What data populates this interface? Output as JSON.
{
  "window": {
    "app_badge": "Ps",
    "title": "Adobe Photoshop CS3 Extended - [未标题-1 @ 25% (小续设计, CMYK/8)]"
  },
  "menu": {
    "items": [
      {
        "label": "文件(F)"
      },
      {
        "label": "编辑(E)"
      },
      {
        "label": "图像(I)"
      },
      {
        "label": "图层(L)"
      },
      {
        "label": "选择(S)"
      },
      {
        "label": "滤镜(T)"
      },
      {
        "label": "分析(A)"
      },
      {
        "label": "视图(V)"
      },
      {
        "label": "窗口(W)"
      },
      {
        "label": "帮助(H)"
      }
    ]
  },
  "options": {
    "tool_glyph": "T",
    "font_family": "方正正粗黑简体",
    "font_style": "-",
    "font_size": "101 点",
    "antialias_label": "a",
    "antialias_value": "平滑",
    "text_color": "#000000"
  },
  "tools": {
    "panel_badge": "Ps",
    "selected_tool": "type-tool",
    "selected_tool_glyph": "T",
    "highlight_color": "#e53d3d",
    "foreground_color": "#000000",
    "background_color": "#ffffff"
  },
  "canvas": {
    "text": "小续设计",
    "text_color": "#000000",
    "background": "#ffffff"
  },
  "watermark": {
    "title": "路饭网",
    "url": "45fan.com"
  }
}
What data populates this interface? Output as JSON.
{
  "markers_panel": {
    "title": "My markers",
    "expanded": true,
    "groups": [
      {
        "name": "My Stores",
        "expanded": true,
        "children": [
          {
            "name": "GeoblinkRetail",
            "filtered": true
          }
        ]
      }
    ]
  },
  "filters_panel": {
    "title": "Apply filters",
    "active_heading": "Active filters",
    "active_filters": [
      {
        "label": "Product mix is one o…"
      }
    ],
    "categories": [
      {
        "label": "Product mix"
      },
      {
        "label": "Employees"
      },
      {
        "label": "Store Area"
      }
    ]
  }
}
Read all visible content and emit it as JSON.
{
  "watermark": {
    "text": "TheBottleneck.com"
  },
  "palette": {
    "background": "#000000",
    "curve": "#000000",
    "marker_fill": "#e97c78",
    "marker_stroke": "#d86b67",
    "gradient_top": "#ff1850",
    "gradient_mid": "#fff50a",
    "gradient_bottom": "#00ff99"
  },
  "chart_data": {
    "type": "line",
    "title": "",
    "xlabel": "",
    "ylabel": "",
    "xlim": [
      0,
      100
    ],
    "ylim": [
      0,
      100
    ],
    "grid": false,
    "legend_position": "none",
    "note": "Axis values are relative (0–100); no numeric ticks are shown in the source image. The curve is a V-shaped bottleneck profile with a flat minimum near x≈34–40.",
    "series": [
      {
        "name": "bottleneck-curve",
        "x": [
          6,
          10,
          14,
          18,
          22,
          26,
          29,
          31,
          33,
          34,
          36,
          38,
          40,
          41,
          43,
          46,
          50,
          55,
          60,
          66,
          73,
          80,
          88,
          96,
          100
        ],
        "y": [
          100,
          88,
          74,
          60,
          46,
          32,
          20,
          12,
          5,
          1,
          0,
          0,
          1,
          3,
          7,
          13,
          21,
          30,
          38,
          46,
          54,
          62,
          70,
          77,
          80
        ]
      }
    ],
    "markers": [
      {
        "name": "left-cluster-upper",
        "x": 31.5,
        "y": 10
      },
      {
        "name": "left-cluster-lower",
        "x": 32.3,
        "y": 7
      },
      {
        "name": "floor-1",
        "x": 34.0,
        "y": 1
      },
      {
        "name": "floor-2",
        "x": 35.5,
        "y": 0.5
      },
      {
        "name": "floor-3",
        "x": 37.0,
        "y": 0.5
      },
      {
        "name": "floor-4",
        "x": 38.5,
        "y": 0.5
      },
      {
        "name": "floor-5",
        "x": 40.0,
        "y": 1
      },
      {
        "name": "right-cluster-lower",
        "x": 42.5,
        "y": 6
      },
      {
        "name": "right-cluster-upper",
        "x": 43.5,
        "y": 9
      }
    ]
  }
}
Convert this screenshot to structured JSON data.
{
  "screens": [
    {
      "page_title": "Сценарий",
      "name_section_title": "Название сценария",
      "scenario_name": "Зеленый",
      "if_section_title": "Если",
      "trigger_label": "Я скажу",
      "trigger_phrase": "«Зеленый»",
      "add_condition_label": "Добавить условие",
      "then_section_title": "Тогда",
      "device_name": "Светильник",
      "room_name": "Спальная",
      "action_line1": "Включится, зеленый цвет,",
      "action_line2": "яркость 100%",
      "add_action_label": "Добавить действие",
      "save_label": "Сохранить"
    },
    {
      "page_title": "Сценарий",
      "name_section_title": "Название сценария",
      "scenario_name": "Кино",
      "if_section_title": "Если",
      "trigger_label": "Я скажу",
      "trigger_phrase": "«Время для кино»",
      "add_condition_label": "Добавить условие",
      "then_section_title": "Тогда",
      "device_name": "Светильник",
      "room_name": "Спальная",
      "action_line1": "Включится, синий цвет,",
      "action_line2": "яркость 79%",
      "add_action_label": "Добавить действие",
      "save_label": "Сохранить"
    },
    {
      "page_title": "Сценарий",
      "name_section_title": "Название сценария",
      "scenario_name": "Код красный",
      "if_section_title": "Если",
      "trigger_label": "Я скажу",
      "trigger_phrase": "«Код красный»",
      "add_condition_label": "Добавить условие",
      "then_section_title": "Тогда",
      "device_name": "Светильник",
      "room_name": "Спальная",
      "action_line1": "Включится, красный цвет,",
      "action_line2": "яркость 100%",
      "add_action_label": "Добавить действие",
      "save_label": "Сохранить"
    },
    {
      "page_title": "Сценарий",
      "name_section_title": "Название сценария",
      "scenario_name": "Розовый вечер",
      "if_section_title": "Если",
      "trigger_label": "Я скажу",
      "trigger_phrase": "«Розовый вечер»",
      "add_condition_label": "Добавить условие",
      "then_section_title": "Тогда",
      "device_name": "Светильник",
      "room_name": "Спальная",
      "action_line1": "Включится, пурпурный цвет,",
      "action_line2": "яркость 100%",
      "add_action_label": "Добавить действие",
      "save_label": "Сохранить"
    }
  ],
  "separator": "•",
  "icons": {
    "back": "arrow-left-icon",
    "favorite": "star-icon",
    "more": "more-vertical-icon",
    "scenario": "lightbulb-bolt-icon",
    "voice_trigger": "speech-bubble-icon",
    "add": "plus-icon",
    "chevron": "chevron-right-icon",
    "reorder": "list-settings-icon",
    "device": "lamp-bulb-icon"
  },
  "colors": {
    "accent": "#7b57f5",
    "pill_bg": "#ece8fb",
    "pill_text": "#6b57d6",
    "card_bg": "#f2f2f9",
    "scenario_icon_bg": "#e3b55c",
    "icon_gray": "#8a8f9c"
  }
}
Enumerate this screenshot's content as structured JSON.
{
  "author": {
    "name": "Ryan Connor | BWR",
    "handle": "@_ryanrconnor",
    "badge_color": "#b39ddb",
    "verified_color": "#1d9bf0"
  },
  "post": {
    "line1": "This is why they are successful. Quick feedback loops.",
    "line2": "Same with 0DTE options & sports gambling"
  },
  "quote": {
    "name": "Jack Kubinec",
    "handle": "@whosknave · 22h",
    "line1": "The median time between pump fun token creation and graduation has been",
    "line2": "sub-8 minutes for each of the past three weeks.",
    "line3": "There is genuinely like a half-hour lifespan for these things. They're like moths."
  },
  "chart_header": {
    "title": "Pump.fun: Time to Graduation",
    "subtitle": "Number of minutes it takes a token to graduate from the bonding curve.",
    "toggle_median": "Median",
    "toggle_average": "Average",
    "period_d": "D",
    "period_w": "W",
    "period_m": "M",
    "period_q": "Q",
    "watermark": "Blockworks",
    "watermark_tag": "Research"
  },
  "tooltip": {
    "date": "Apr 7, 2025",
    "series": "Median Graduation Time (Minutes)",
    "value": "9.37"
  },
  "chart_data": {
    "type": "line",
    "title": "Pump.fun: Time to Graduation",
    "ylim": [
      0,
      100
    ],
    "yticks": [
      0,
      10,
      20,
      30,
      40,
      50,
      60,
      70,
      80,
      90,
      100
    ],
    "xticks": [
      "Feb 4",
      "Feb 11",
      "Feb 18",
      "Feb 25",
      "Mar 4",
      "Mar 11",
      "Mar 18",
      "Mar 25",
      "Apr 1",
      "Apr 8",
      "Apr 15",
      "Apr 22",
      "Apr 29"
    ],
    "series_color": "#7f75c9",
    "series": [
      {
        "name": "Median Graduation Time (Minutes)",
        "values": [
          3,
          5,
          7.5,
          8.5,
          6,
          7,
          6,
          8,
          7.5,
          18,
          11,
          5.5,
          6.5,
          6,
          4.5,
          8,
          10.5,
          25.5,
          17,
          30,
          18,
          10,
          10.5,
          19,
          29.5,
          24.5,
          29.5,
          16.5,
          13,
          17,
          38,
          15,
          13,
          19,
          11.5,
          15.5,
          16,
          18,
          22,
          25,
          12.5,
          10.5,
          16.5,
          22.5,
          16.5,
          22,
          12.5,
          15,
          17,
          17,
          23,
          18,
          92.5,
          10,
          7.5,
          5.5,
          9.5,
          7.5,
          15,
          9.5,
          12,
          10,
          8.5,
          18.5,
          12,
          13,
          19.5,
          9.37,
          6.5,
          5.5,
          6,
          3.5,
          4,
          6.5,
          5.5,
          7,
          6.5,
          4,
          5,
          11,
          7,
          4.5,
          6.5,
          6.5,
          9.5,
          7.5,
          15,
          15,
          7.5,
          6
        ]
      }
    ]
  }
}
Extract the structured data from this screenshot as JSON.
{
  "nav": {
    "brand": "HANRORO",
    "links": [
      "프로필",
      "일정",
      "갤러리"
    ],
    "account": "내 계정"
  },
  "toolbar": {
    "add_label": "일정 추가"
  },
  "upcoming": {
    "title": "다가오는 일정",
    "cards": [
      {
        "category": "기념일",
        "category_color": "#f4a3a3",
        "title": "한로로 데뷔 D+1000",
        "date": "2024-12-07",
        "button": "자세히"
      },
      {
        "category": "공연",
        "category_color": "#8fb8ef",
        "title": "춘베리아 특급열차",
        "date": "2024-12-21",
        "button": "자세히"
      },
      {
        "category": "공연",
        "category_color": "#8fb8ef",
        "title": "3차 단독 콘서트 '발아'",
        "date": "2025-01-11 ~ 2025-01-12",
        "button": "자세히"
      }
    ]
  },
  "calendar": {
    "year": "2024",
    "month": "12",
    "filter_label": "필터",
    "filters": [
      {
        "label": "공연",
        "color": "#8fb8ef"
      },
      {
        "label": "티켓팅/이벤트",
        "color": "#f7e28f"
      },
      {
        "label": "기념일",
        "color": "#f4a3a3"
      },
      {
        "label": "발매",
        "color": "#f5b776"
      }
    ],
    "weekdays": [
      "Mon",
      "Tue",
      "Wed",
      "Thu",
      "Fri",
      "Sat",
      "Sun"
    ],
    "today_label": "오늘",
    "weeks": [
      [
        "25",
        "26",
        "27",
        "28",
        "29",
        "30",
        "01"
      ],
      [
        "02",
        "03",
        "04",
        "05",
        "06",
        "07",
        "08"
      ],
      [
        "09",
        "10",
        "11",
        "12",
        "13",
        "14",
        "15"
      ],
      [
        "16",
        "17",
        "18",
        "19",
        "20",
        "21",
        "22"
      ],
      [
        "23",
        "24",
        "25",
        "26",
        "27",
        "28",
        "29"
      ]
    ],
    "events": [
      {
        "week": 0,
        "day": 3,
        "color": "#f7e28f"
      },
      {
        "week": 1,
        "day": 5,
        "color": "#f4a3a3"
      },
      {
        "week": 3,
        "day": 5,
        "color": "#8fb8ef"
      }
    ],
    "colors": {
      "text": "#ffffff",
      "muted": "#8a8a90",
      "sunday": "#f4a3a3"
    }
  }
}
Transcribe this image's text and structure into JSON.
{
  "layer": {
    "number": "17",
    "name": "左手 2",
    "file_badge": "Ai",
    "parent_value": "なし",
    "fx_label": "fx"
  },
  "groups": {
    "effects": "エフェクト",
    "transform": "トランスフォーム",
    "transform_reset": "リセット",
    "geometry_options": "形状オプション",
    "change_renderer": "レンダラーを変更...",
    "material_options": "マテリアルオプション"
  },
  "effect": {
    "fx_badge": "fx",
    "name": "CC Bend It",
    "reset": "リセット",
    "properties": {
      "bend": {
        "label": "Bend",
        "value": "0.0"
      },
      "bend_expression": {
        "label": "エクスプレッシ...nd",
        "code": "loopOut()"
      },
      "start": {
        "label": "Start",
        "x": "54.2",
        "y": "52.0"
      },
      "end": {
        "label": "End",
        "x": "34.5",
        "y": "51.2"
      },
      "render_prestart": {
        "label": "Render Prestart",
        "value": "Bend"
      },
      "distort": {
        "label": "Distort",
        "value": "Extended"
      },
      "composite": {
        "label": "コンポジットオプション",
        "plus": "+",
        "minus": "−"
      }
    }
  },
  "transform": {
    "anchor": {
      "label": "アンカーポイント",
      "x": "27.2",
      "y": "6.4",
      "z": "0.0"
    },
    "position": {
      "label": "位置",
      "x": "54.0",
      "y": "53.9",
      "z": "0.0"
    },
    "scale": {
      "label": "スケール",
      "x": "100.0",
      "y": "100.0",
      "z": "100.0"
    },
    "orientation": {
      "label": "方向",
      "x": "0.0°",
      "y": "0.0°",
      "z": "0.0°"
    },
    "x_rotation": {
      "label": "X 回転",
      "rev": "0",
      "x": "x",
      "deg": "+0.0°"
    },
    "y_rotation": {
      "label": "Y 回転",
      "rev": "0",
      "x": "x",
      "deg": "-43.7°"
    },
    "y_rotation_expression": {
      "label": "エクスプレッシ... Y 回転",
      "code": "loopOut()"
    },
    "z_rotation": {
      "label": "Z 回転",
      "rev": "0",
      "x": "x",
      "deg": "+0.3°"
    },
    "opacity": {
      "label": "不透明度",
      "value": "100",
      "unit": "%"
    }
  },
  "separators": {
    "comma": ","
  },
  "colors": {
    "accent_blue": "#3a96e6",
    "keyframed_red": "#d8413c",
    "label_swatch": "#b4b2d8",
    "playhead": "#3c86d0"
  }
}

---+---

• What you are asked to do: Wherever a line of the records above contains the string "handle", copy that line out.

• Completed task:
    "handle": "@_ryanrconnor",
    "handle": "@whosknave · 22h",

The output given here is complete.